Facebook releases plan to halt government manipulation of the platform

The social network is working around the clock to stop the spread of misinformation and manipulation of public discussions.

Facebook CEO Mark Zuckerberg speaks at his company’s annual F8 developer conference, April 18, 2017, in San Jose, Calif. CREDIT: AP Photo/Noah Berger
Facebook CEO Mark Zuckerberg speaks at his company’s annual F8 developer conference, April 18, 2017, in San Jose, Calif. CREDIT: AP Photo/Noah Berger

Facebook is taking a hard stance against the weaponized use of fake news.

In a security report the social network released Thursday, the company named “information operations” or strategic actions governments and individuals use to distort public opinion as one of the platforms biggest challenges.

Unlike clicks-for-pay scams and hacks, information operations, which can amplify false news through fake accounts, are complex and not easily deterred. But Facebook said it will use machine learning and artificial intelligence to better identify and eliminate fake accounts that amplify false stories for political influence.

The 2016 presidential election, which saw multiple controversies around fake news and politically motivated hacks, was the impetus for the cybersecurity report and revealed evidence that larger disinformation campaigns were in play.

“During the 2016 U.S. presidential election season, we responded to several situations that we assessed to fit the pattern of information operations,” the report states. “We have no evidence of any Facebook accounts being compromised as part of this activity, but, nonetheless, we detected and monitored these efforts in order to protect the authentic connections that define our platform.”

Facebook didn’t say which state actors were linked with the information operations during the election, but said its “data does not contradict” the U.S. Director of National Intelligence report issued in January.
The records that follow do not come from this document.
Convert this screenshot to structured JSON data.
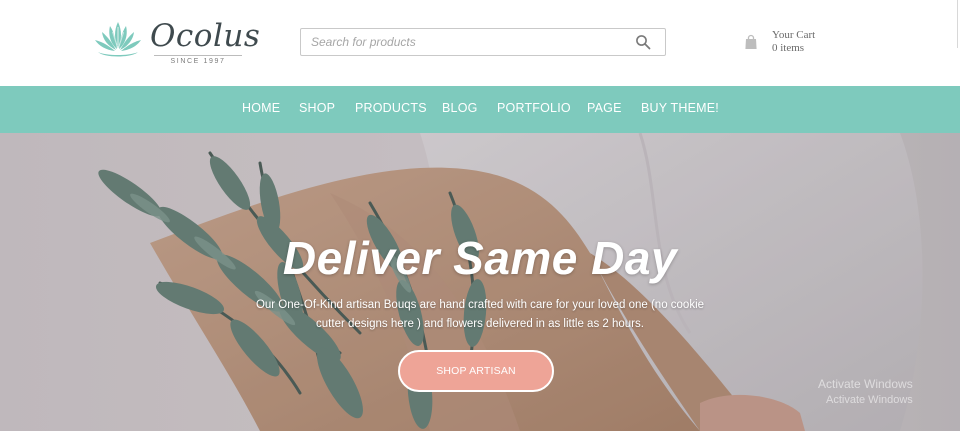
{
  "header": {
    "logo": {
      "name": "Ocolus",
      "tagline": "SINCE 1997",
      "icon": "lotus-logo-icon"
    },
    "search": {
      "placeholder": "Search for products",
      "value": "",
      "icon": "search-icon"
    },
    "cart": {
      "title": "Your Cart",
      "count": "0 items",
      "icon": "shopping-bag-icon"
    }
  },
  "nav": {
    "items": [
      {
        "label": "HOME"
      },
      {
        "label": "SHOP"
      },
      {
        "label": "PRODUCTS"
      },
      {
        "label": "BLOG"
      },
      {
        "label": "PORTFOLIO"
      },
      {
        "label": "PAGE"
      },
      {
        "label": "BUY THEME!"
      }
    ]
  },
  "hero": {
    "title": "Deliver Same Day",
    "subtitle": "Our One-Of-Kind artisan Bouqs are hand crafted with care for your loved one (no cookie cutter designs here ) and flowers delivered in as little as 2 hours.",
    "button": "SHOP ARTISAN",
    "watermark_line1": "Activate Windows",
    "watermark_line2": "Activate Windows"
  },
  "colors": {
    "nav_bg": "#7ecabd",
    "logo_teal": "#7ecabd",
    "button_bg": "#eea497",
    "text_dark": "#3f4a4e"
  }
}
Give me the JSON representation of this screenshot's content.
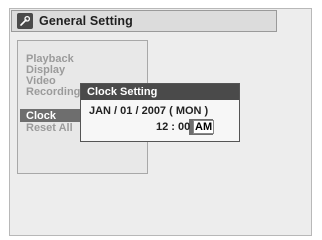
{
  "title": "General Setting",
  "menu": {
    "items": [
      {
        "label": "Playback"
      },
      {
        "label": "Display"
      },
      {
        "label": "Video"
      },
      {
        "label": "Recording"
      },
      {
        "label": "Clock"
      },
      {
        "label": "Reset All"
      }
    ],
    "selected_index": 4
  },
  "dialog": {
    "title": "Clock Setting",
    "date": "JAN / 01 / 2007 ( MON )",
    "time": "12 : 00",
    "ampm": "AM"
  },
  "icons": {
    "title_icon": "wrench-icon"
  },
  "colors": {
    "background": "#ededed",
    "title_bar": "#dcdcdc",
    "dialog_header": "#4a4a4a",
    "menu_text": "#9b9b9b",
    "selected_bg": "#6e6e6e"
  }
}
The DNI named Russian President Vladimir Putin as behind the influence campaign targeting the election.

Facebook’s report follows its suspending more than 30,000 accounts earlier this month ahead of the first round of voting in France’s presidential election, and months of scrutiny and criticism of the company’s slow response to the fake news phenomenon.

Since the U.S. election’s conclusion, Facebook has released several initiatives and tools aimed at helping users identify reputable news stories and sources, but has called information operations “insidious” because it “ obscures and impairs” people’s ability to have genuine conversations.

Ultimately, the report concluded that while Facebook will do everything it can to stop information operations, it’s up to society as a whole to protect itself from falsehoods online.

“In the end, societies will only be able to resist external information operations if all citizens have the necessary media literacy to distinguish true news from misinformation,” amplified through leaked or stolen data and fake news, Facebook wrote.